Foster is an advocate with many local groups, including Advance Peace. It’s a program that aims to curb gun violence, partly by walking door to door to interact directly with residents of risky neighborhoods. Foster proposed taking the same approach with the coalition, and Shantay Davies-Balch agreed. Soon, he’ll be knocking on those same doors in predominantly Black neighborhoods, this time offering COVID-19 tests. “We have laser focus, it's very intentional,” he says. “We hit these doors, we make appointments and we show up.”
The fact that Foster, Davies-Balch and other coalition members are already known entities in Fresno’s Black community is part of what makes the program stand out compared to the outreach efforts by health officials with the county and state.

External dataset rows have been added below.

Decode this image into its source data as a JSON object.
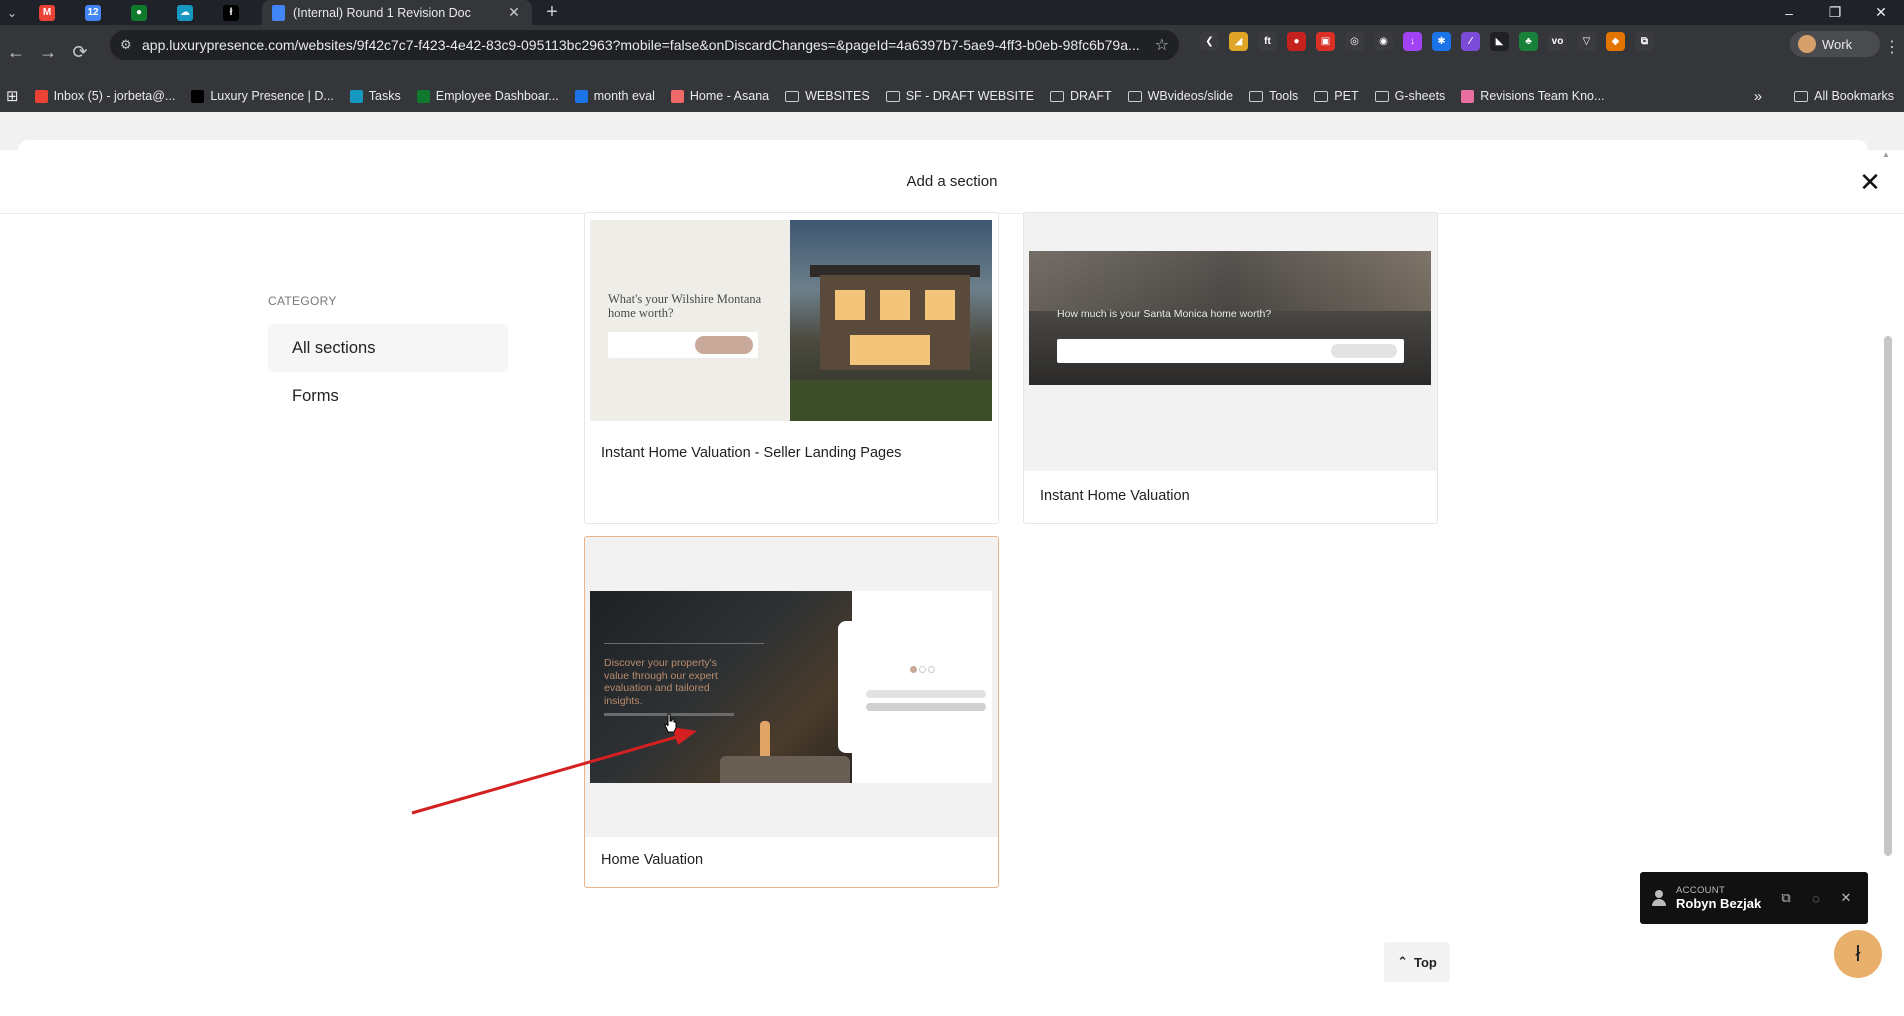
{
  "browser": {
    "tab_menu_glyph": "⌄",
    "pinned_tabs": [
      {
        "icon": "gmail-icon",
        "glyph": "M",
        "color": "#ea4335"
      },
      {
        "icon": "calendar-icon",
        "glyph": "12",
        "color": "#4285f4"
      },
      {
        "icon": "app-green-icon",
        "glyph": "●",
        "color": "#0f7a2d"
      },
      {
        "icon": "cloud-icon",
        "glyph": "☁",
        "color": "#1798c1"
      },
      {
        "icon": "luxury-presence-icon",
        "glyph": "ł",
        "color": "#000000"
      }
    ],
    "active_tab": {
      "title": "(Internal) Round 1 Revision Doc",
      "icon": "google-docs-icon",
      "close": "✕"
    },
    "new_tab": "+",
    "window_controls": [
      "–",
      "❐",
      "✕"
    ],
    "nav": {
      "back": "←",
      "forward": "→",
      "reload": "⟳"
    },
    "url": "app.luxurypresence.com/websites/9f42c7c7-f423-4e42-83c9-095113bc2963?mobile=false&onDiscardChanges=&pageId=4a6397b7-5ae9-4ff3-b0eb-98fc6b79a...",
    "site_info_glyph": "⚙",
    "star": "☆",
    "extensions": [
      {
        "name": "extension-1-icon",
        "color": "#3a3b3e",
        "glyph": "❮"
      },
      {
        "name": "extension-2-icon",
        "color": "#e0a526",
        "glyph": "◢"
      },
      {
        "name": "extension-3-icon",
        "color": "#3a3b3e",
        "glyph": "ft"
      },
      {
        "name": "extension-4-icon",
        "color": "#c5221f",
        "glyph": "●"
      },
      {
        "name": "extension-5-icon",
        "color": "#d93025",
        "glyph": "▣"
      },
      {
        "name": "extension-6-icon",
        "color": "#3a3b3e",
        "glyph": "◎"
      },
      {
        "name": "extension-7-icon",
        "color": "#3a3b3e",
        "glyph": "◉"
      },
      {
        "name": "extension-8-icon",
        "color": "#a142f4",
        "glyph": "↓"
      },
      {
        "name": "extension-9-icon",
        "color": "#1a73e8",
        "glyph": "✱"
      },
      {
        "name": "extension-10-icon",
        "color": "#7b4ad6",
        "glyph": "∕"
      },
      {
        "name": "extension-11-icon",
        "color": "#202124",
        "glyph": "◣"
      },
      {
        "name": "extension-12-icon",
        "color": "#188038",
        "glyph": "♣"
      },
      {
        "name": "extension-13-icon",
        "color": "#3a3b3e",
        "glyph": "vo"
      },
      {
        "name": "extension-14-icon",
        "color": "#3a3b3e",
        "glyph": "▽"
      },
      {
        "name": "extension-15-icon",
        "color": "#e37400",
        "glyph": "◆"
      },
      {
        "name": "extensions-puzzle-icon",
        "color": "#3a3b3e",
        "glyph": "⧉"
      }
    ],
    "profile_label": "Work",
    "menu_glyph": "⋮",
    "apps_glyph": "⊞",
    "bookmarks": [
      {
        "label": "Inbox (5) - jorbeta@...",
        "color": "#ea4335"
      },
      {
        "label": "Luxury Presence | D...",
        "color": "#000000"
      },
      {
        "label": "Tasks",
        "color": "#1798c1"
      },
      {
        "label": "Employee Dashboar...",
        "color": "#0f7a2d"
      },
      {
        "label": "month eval",
        "color": "#1a73e8"
      },
      {
        "label": "Home - Asana",
        "color": "#f06a6a"
      },
      {
        "label": "WEBSITES",
        "folder": true
      },
      {
        "label": "SF - DRAFT WEBSITE",
        "folder": true
      },
      {
        "label": "DRAFT",
        "folder": true
      },
      {
        "label": "WBvideos/slide",
        "folder": true
      },
      {
        "label": "Tools",
        "folder": true
      },
      {
        "label": "PET",
        "folder": true
      },
      {
        "label": "G-sheets",
        "folder": true
      },
      {
        "label": "Revisions Team Kno...",
        "color": "#e86fa0"
      }
    ],
    "bookmarks_more": "»",
    "all_bookmarks": "All Bookmarks"
  },
  "modal": {
    "title": "Add a section",
    "close_glyph": "✕",
    "category_label": "CATEGORY",
    "categories": [
      "All sections",
      "Forms"
    ],
    "cards": [
      {
        "label": "Instant Home Valuation - Seller Landing Pages",
        "preview_heading": "What's your Wilshire Montana home worth?"
      },
      {
        "label": "Instant Home Valuation",
        "preview_heading": "How much is your Santa Monica home worth?"
      },
      {
        "label": "Home Valuation",
        "preview_heading": "Discover your property's value through our expert evaluation and tailored insights."
      }
    ]
  },
  "account": {
    "label": "ACCOUNT",
    "name": "Robyn Bezjak",
    "copy_glyph": "⧉",
    "hide_glyph": "◌",
    "close_glyph": "✕"
  },
  "top_button": {
    "label": "Top",
    "glyph": "⌃"
  },
  "fab_glyph": "ł",
  "colors": {
    "annotation_arrow": "#d42020",
    "selected_border": "#e8b48a",
    "fab": "#e8b06a"
  }
}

“You’ve got folks who look like you, who’ve been trusted in your community, been a part of your community all along, not just now but have always been there for you,” says Margaret Jackson, executive director of Fresno-based Cultural Brokers, Inc., which also provides the cultural sensitivity training to coalition members and students at universities across the state. “We’re not just barking out orders, we’re in this with you. We’re a part of this community, so it’s in all of our interests to figure out how we survive this thing together.”
Unlike much of public health messaging, which largely delivers uniform messages to everyone, Jackson says it’s important to acknowledge the needs of specific communities—for instance, by providing services to help those who feel they’re not equipped to self-isolate, or by conducting at-home testing for those with any number of reasons to not drive out to testing sites. “You’ve got to meet people right where they are and touch their hearts,” Jackson says.
The coalition’s reliance on networks of grassroots organizations and leaders embedded in the community has been a model for other programs in the state, says Dr. Jonathan Fuchs, a professor with the UC San Francisco School of Medicine and the Testing Strategy Lead with the San Francisco Department of Public Health. “Many cities and counties across the state, including San Francisco, are looking to Fresno’s innovative model for galvanizing a community driven response across the continuum of COVID-19 care,” he wrote in an email, “from outreach, to testing, to case investigation and contact tracing, to supporting a holistic community wellness response.”
Brittnie Wilson can explain her feelings about her job in one word: “Proud,” she says. “I'm proud when I go home. Cause we did it: Another day down, somebody we touched, somebody we reached. It may not have been everybody, but it was somebody.”